On Friday, the Iowa Supreme Court issued a 57-page opinion in Irving v. Employment Appeal Board. Sondra Irving appealed a judgment from the district court that affirmed the denial of her unemployment benefits after she was terminated from her job at the University of Iowa Hospitals and Clinics (UIHC). Irving was absent from work while she was incarcerated on criminal charges unrelated to her job (which were ultimately dismissed).
Continue reading THE IOWA SUPREME COURT ON UNEMPLOYMENT LAW
Yesterday the United States Supreme Court issued a 7-1 opinion in Green v. Brennan. Justice Sotomayor authored the majority opinion, which vacated and remanded the Tenth Circuit’s dismissal of Plaintiff Marvin Green’s race discrimination and retaliation complaint on timeliness grounds.

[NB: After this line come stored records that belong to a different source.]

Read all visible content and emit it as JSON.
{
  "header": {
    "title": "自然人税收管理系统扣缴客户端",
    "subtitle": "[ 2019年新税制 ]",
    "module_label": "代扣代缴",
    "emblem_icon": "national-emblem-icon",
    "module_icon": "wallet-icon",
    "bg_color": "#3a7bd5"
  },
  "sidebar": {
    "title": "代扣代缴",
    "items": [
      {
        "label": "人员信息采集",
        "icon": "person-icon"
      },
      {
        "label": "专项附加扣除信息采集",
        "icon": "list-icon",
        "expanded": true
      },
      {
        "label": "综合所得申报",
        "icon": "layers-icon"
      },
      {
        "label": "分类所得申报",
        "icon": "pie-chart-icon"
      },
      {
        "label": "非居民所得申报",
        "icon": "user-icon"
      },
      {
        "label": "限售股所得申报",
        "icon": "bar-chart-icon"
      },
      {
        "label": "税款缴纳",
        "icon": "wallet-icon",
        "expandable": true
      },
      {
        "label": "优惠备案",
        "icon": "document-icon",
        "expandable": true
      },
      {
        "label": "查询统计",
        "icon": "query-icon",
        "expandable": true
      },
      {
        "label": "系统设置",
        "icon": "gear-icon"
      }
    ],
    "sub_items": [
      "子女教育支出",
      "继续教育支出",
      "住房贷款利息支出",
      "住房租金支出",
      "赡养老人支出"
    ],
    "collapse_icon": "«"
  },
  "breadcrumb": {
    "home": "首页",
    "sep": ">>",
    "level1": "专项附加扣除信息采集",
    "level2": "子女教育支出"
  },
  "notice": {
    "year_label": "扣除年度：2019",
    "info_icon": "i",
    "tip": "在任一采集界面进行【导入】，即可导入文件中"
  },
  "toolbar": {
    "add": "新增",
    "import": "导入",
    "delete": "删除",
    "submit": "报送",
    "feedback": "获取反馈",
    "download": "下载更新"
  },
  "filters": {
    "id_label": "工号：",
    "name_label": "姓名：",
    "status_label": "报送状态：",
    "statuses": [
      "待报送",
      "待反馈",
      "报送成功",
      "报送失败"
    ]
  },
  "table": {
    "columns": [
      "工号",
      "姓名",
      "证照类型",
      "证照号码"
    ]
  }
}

Continue reading SUPREME COURT VICTORY FOR CONSTRUCTIVE DISCHARGE PLAINTIFFS
Last week, our colleague Patrick Smith posted an entry on his employment blog titled, “What Makes for a Good Employee Lawsuit”. In his blog, Patrick responded to an employment presentation given by Ohio-based attorney Randy Freking. While the employment attorneys at Babich Goldman primarily represent employees, Patrick primarily represents employers, so his ideas on what he thinks makes a good employee lawsuit caught my eye. Below are some of Patrick’s thoughts from an employer perspective and some of my thoughts from an employee perspective.
Continue reading SO, WHAT DOES MAKE FOR A GOOD EMPLOYEE LAWSUIT?
On March 23, the New York Times reported on a sexual harassment and sex discrimination lawsuit filed recently by Enrichetta Ravina against Columbia University. Ms. Ravina, an assistant professor, worked with another professor at the university to obtain data as part of her research which she hoped would eventually lead to tenure. The professor had a relationship with the company that held the data and used that relationship to help Ms. Ravina get the data she needed. Because of that relationship, the professor could also influence the company to revoke Ms. Ravina’s access to the data. Among other things, Ms. Ravina says that when her research got to where taking the data away would have damaged the project, the professor harassed her and interfered with her research. According to the lawsuit, the more Ms. Ravina rebuked the professor’s sexual advances, the worse his behavior became. For its part, Ms. Ravina alleges Columbia ignored and marginalized her complaints, telling her to forget about the research and move on and comparing her situation to a soap opera.
Continue reading SEXUAL HARASSMENT LAWSUIT FILED AGAINST COLUMBIA UNIVERSITY
Last week, President Obama nominated Merrick Garland to fill the United States Supreme Court seat left vacant by Justice Antonin Scalia. Garland is the Chief Judge of the D.C. Circuit Court of Appeals, where he has served since 1997. When he was nominated to the D.C. Circuit Court by President Bill Clinton, he received bipartisan support and was confirmed by the Senate with a vote of 76-23. This confirmation process will undoubtedly be more difficult, with Garland’s appellate record coming under careful scrutiny. Garland’s record on employment and civil rights cases is of particular interest and importance to the employment attorneys at Babich Goldman.
Continue reading MERRICK GARLAND ON EMPLOYMENT LAW